Note from Hannah: This is a guest post by Portland therapist, Bonnie Dunn, LCSW. It’s part of the New Perspectives series where writers give us their take on emotional wellness and the human experience. In honor of July 4th, Hannah did a post about Freedom.  Her last line was:  “Freedom is a stance of curiosity, experimentation and play”.   I’m pretty sure Hannah was referring to that healthy curiosity about life and people, and for the record, I think she’s right about how important it is.   But sometimes, showing curiosity about other people is seen as invasive, an intrusion into a person’s privacy. Don’t get me wrong – we’re a society that was built on a person’s right to personal freedom and privacy – our famous “right to remain silent” that protects us from the prying of others.  And that’s a     . . . read more

Assertiveness

  Assertiveness is… caring about a situation, cause, one’s self, or a relationship enough to speak or take action when needed. preserving one’s integrity, duty, connection, or worth. well-intentioned words or actions for the benefit of truth, justice, fairness, safety, well-being, or connectedness. exercising a human right to set and maintain boundaries, which are the basis of healthy, functional relationships. a respectful exchange of words, ideas, or actions that leads to a productive outcome. validating the feelings of all involved even when there is discord and disagreement. using skillful communication to motivate others to listen and respond appropriately. In short, assertiveness is a way of communicating that allows us to have authentic, connected relationships and a thoughtful, effective response to disagreement, discord, difficulty, and disregard.   Want to learn more about assertiveness? The Women’s Mini-Workshop on Assertiveness is this Thursday     . . . read more

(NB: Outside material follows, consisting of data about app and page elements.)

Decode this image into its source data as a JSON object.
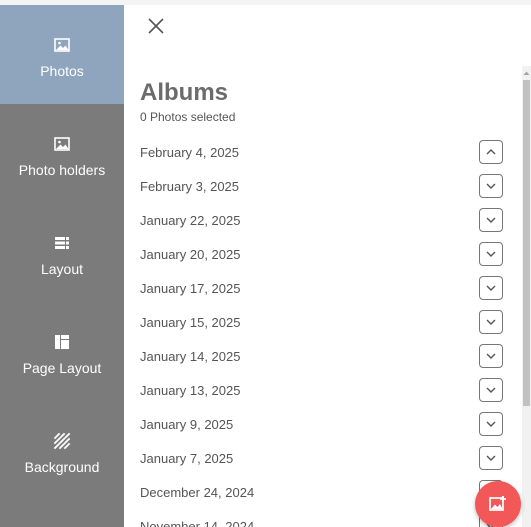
{
  "sidebar": {
    "items": [
      {
        "label": "Photos",
        "icon": "image-icon",
        "active": true
      },
      {
        "label": "Photo holders",
        "icon": "image-icon",
        "active": false
      },
      {
        "label": "Layout",
        "icon": "layout-rows-icon",
        "active": false
      },
      {
        "label": "Page Layout",
        "icon": "page-layout-icon",
        "active": false
      },
      {
        "label": "Background",
        "icon": "hatch-pattern-icon",
        "active": false
      }
    ]
  },
  "panel": {
    "close_icon": "close-icon",
    "title": "Albums",
    "subtitle": "0 Photos selected",
    "albums": [
      {
        "date": "February 4, 2025",
        "expanded": true
      },
      {
        "date": "February 3, 2025",
        "expanded": false
      },
      {
        "date": "January 22, 2025",
        "expanded": false
      },
      {
        "date": "January 20, 2025",
        "expanded": false
      },
      {
        "date": "January 17, 2025",
        "expanded": false
      },
      {
        "date": "January 15, 2025",
        "expanded": false
      },
      {
        "date": "January 14, 2025",
        "expanded": false
      },
      {
        "date": "January 13, 2025",
        "expanded": false
      },
      {
        "date": "January 9, 2025",
        "expanded": false
      },
      {
        "date": "January 7, 2025",
        "expanded": false
      },
      {
        "date": "December 24, 2024",
        "expanded": false
      },
      {
        "date": "November 14, 2024",
        "expanded": false
      }
    ]
  },
  "fab": {
    "icon": "add-photo-icon"
  },
  "colors": {
    "sidebar_bg": "#7b7b7b",
    "sidebar_active": "#8fa4bd",
    "fab": "#f25858"
  }
}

Generosity and Love

I’m weary of assigning one day of the year to celebrate love. I’d like to re-frame Valentine’s Day a bit, if I may. How about if it’s one day of the year to be reminded how to stay loving? I believe that it’s in our words, thoughts, and actions that we truly express love. (Not so much in chocolates, flowers, or sexy…whatevers). When we really make the effort to be loving, we are being emotionally generous. I think this is what fuels a loving relationship throughout the years. Some ideas to help love flourish through generosity: Be generous with your assumptions. Try not to automatically assume that your loved one’s actions or words were ill-intended. Much of the time, mistakes are not intentional, let alone meant to be hurtful. Be generous with your words. Provide words of support, validation, positive     . . . read more

Recent Guest Post by Hannah: How To Be a Drama-Free Bridesmaid

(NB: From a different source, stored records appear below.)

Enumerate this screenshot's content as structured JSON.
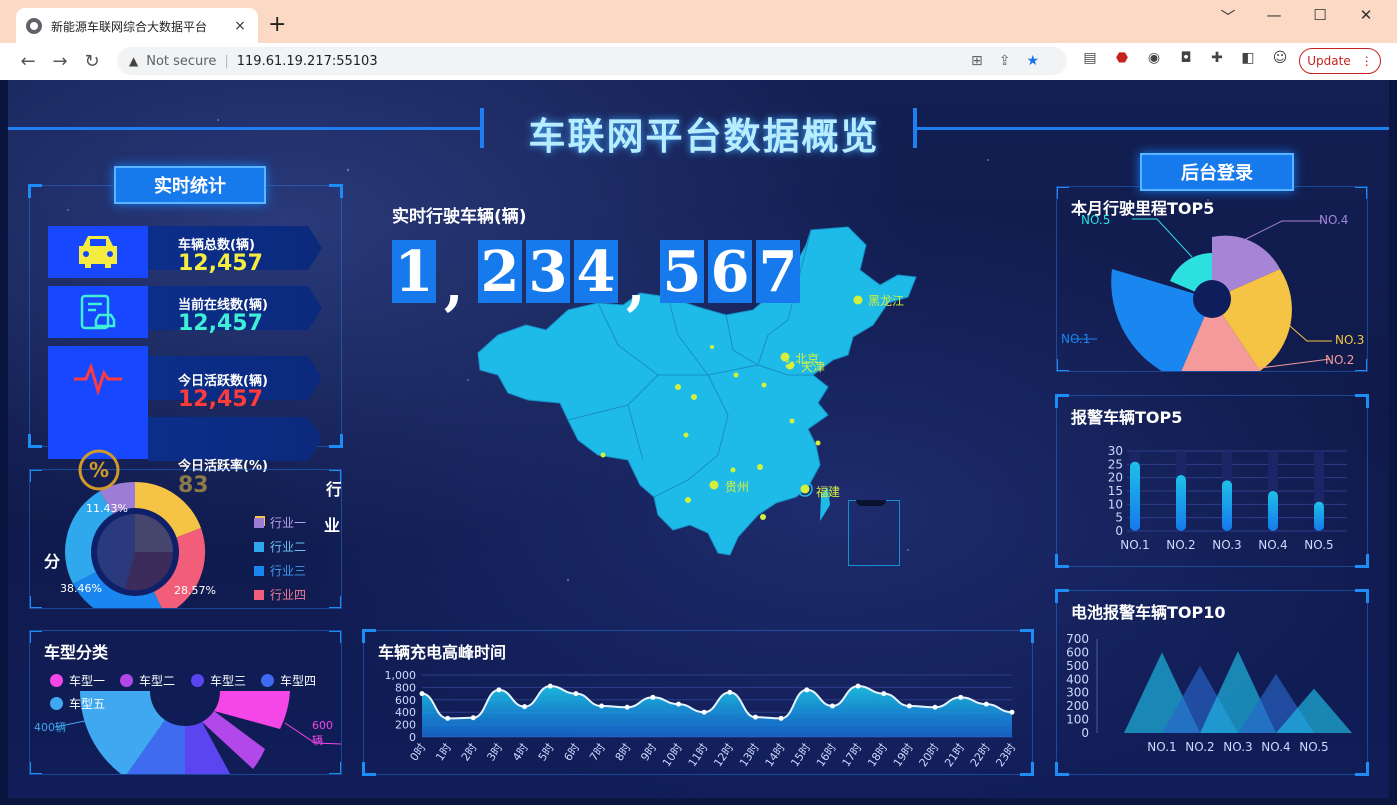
{
  "browser": {
    "tab_title": "新能源车联网综合大数据平台",
    "tab_close": "×",
    "new_tab": "+",
    "security_label": "Not secure",
    "url": "119.61.19.217:55103",
    "update_label": "Update",
    "window_controls": [
      "﹀",
      "—",
      "☐",
      "✕"
    ]
  },
  "page": {
    "title": "车联网平台数据概览",
    "realtime_badge": "实时统计",
    "login_badge": "后台登录",
    "running_label": "实时行驶车辆(辆)",
    "running_digits": [
      "1",
      ",",
      "2",
      "3",
      "4",
      ",",
      "5",
      "6",
      "7"
    ],
    "stats": [
      {
        "label": "车辆总数(辆)",
        "value": "12,457",
        "color": "#f5ec42",
        "icon": "car-icon"
      },
      {
        "label": "当前在线数(辆)",
        "value": "12,457",
        "color": "#3ff0d6",
        "icon": "clipboard-car-icon"
      },
      {
        "label": "今日活跃数(辆)",
        "value": "12,457",
        "color": "#ff3b3b",
        "icon": "pulse-icon"
      },
      {
        "label": "今日活跃率(%)",
        "value": "83",
        "color": "#f0b43a",
        "icon": "percent-icon"
      }
    ]
  },
  "industry": {
    "title_partial": "行",
    "side_label": "分",
    "label_partial": "业",
    "legend": [
      {
        "name": "行业一",
        "color": "#9c7ed6"
      },
      {
        "name": "行业二",
        "color": "#30a8ee"
      },
      {
        "name": "行业三",
        "color": "#1a86ef"
      },
      {
        "name": "行业四",
        "color": "#f25d7a"
      }
    ],
    "pct_a": "38.46%",
    "pct_b": "28.57%",
    "pct_top": "11.43%"
  },
  "vehicle_type": {
    "title": "车型分类",
    "legend": [
      {
        "name": "车型一",
        "color": "#f547e8"
      },
      {
        "name": "车型二",
        "color": "#b247ea"
      },
      {
        "name": "车型三",
        "color": "#5b45f0"
      },
      {
        "name": "车型四",
        "color": "#3f6bf0"
      },
      {
        "name": "车型五",
        "color": "#3fa8f0"
      }
    ],
    "left_value": "400辆",
    "right_value": "600辆"
  },
  "map": {
    "cities": [
      {
        "name": "黑龙江"
      },
      {
        "name": "北京"
      },
      {
        "name": "天津"
      },
      {
        "name": "贵州"
      },
      {
        "name": "福建"
      }
    ]
  },
  "mileage": {
    "title": "本月行驶里程TOP5",
    "labels": [
      "NO.1",
      "NO.2",
      "NO.3",
      "NO.4",
      "NO.5"
    ],
    "values": [
      100,
      80,
      70,
      55,
      40
    ],
    "colors": [
      "#1a86ef",
      "#f59a9a",
      "#f5c444",
      "#a684d6",
      "#2be0df"
    ]
  },
  "chart_data": [
    {
      "type": "bar",
      "title": "报警车辆TOP5",
      "categories": [
        "NO.1",
        "NO.2",
        "NO.3",
        "NO.4",
        "NO.5"
      ],
      "values": [
        26,
        21,
        19,
        15,
        11
      ],
      "ylim": [
        0,
        30
      ],
      "yticks": [
        0,
        5,
        10,
        15,
        20,
        25,
        30
      ]
    },
    {
      "type": "area",
      "title": "车辆充电高峰时间",
      "x": [
        "0时",
        "1时",
        "2时",
        "3时",
        "4时",
        "5时",
        "6时",
        "7时",
        "8时",
        "9时",
        "10时",
        "11时",
        "12时",
        "13时",
        "14时",
        "15时",
        "16时",
        "17时",
        "18时",
        "19时",
        "20时",
        "21时",
        "22时",
        "23时"
      ],
      "values": [
        700,
        300,
        310,
        760,
        490,
        820,
        700,
        500,
        480,
        640,
        530,
        400,
        720,
        320,
        300,
        760,
        500,
        820,
        700,
        500,
        480,
        640,
        530,
        400
      ],
      "ylim": [
        0,
        1000
      ],
      "yticks": [
        "0",
        "200",
        "400",
        "600",
        "800",
        "1,000"
      ]
    },
    {
      "type": "bar",
      "title": "电池报警车辆TOP10",
      "categories": [
        "NO.1",
        "NO.2",
        "NO.3",
        "NO.4",
        "NO.5"
      ],
      "values": [
        600,
        500,
        610,
        440,
        330
      ],
      "ylim": [
        0,
        700
      ],
      "yticks": [
        0,
        100,
        200,
        300,
        400,
        500,
        600,
        700
      ]
    }
  ]
}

I was recently asked to guest blog for GCDSpa, a terrific local business that has personalized beauty products for every occasion. I was asked to weigh in on an important topic: how to survive (or even thrive) the in the role of bridesmaid. Here is what I had to say: Being a bridesmaid can be a rewarding and memorable experience. You are supporting a friend or loved one as they enter into a marriage. There are pretty pictures, touching moments, and many opportunities to bond with her as she goes on this important journey. On the other hand, as too many people know, it can also be stressful, filled with conflict or disappointment, and sometimes even end a friendship for good. Most of us have heard such horror stories. Few brides or bridesmaids start with the idea of destroying their     . . . read more

Why No Is Nice

I often hear stories about people who over-extend themselves. Maybe its making cakes for a school function, loaning money, running errands for a family member, or donating time. People often say yes when that’s not what’s right for them. I believe saying yes when really you need to say no is a big problem. I’m not against generosity, charity, or volunteering. These are good things that you should do as much as possible, but not more than possible. When you try to do something you really can’t, it doesn’t end up with a positive result. (You can see my skill for forming obvious conclusions). Here’s how it plays out: You are asked to do something. You are not truly wanting/able/willing to do this something. But you feel bad so you say that you will. You do the something. It takes     . . . read more